of a Clinical Trial:
Clinical trials are administered in phases, each designed to give researchers new bits of useful information. Brain cancer patients, and other cancer patients will experience the phases outlined below:
During this phase, researchers may only administer a small amount of the new drug or combination of drugs to find out whether or not the drug reaches the tumor to affect it, if at all. Due to the fact that the drug doses are low, the patient is in a low-risk situation, though they will not receive any benefit from taking the drug. During this phase, researchers determine whether or not drugs do as they are expected and if it has any adverse effects to the body.
This phase is the first time a new treatment or a new combination of treatments is given to a person in an attempt to destroy a tumor. This phase is generally given to a small group of people who are in an advanced or untreatable stage of cancer with no other viable options to choose from. The goal of researchers is to determine what the highest dosage of treatment is safe to administer to a patient. This is done by given one group of patients a low dose, watching them closely for side effects and if it is deemed safe, the next group of patients get a higher dose. The safety of the patients are put in high regard during this phase, especially since it is the most unpredictable.
This stage is designed to test the drug's effectiveness and find a better understanding if it is a viable option for fighting the tumor. This stage is considered to be relatively safe because the drug has already been tested numerous times before in phase I studies. Researchers usually observe the patient and tumor to see if it shrinks and improves the overall health of the patient. They will also keep a close eye on the side effects to make sure that they are consistent with other proven drugs and not too severe.
Phase III of clinical trials is an advanced stage where drugs are used on patients that have been already proven to work in shrinking tumors and improving patients' health outlooks. This phase however, is designed as a precautionary stage. They tell researchers how effective and safe the new treatments are compared to already established treatments. Patients are usually chosen at random to receive either a traditional cancer treatment or the new cancer treatment and then compared to each other. Placebos are most often done in the phase III trial.
This advanced clinical trial phase is designed to answer more questions about new treatments. It is designed to determine what kind of long term side effects are possible during the treatment, and is designed to give researchers other information that can only be obtained in the long-term.

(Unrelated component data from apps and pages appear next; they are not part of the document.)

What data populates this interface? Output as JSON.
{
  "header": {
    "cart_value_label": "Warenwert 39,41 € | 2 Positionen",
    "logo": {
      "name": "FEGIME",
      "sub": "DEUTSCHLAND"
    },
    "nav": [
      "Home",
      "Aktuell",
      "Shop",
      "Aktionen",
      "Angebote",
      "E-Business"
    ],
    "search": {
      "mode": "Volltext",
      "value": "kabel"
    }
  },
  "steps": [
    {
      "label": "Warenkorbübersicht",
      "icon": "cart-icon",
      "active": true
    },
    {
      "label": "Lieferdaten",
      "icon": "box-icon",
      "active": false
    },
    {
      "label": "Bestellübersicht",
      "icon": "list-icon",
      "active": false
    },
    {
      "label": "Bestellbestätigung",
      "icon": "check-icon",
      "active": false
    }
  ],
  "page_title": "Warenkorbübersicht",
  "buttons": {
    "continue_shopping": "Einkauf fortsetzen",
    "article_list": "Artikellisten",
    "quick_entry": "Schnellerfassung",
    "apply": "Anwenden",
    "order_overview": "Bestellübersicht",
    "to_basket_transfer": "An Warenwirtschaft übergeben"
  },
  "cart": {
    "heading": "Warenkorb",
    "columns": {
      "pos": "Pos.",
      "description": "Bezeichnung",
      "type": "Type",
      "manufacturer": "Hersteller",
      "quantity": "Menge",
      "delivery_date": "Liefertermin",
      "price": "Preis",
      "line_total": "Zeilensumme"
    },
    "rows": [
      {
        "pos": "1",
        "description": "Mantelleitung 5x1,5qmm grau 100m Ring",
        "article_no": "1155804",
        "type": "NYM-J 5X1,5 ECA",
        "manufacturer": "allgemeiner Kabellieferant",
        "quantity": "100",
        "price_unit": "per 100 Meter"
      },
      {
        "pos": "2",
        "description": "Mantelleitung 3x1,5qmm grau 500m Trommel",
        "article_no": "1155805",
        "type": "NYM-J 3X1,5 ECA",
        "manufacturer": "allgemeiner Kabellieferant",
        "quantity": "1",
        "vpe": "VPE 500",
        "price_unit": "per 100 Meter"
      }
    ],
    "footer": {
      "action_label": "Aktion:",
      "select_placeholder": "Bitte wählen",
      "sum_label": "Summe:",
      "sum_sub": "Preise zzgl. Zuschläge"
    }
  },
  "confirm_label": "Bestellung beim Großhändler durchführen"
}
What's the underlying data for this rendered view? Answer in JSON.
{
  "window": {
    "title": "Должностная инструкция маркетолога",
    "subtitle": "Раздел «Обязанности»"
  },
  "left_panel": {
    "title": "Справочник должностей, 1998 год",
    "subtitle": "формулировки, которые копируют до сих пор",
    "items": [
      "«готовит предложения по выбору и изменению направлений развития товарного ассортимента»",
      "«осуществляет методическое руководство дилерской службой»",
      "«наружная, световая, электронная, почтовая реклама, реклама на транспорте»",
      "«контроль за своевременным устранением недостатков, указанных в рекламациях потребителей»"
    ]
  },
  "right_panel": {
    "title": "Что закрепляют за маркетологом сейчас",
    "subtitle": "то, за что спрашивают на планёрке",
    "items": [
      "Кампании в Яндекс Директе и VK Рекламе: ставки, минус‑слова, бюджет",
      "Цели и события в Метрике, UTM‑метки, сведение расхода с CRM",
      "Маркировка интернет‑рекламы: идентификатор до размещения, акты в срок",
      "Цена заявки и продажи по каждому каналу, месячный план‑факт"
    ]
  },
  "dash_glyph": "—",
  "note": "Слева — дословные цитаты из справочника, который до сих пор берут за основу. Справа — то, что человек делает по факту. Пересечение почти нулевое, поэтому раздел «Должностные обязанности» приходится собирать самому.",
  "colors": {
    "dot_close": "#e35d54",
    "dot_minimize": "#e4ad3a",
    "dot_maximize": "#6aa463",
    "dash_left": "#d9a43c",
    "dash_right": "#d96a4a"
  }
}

Aside from early phases of clinical trials (especially phase 0) there are many benefits that can come from participating in a clinical trial. You will be contributing to the overall progress of cancer research, giving researchers more information than they had before. Also, you will increase the number of treatment options available to you, giving you a better chance of beating cancer and giving you more peace of mind.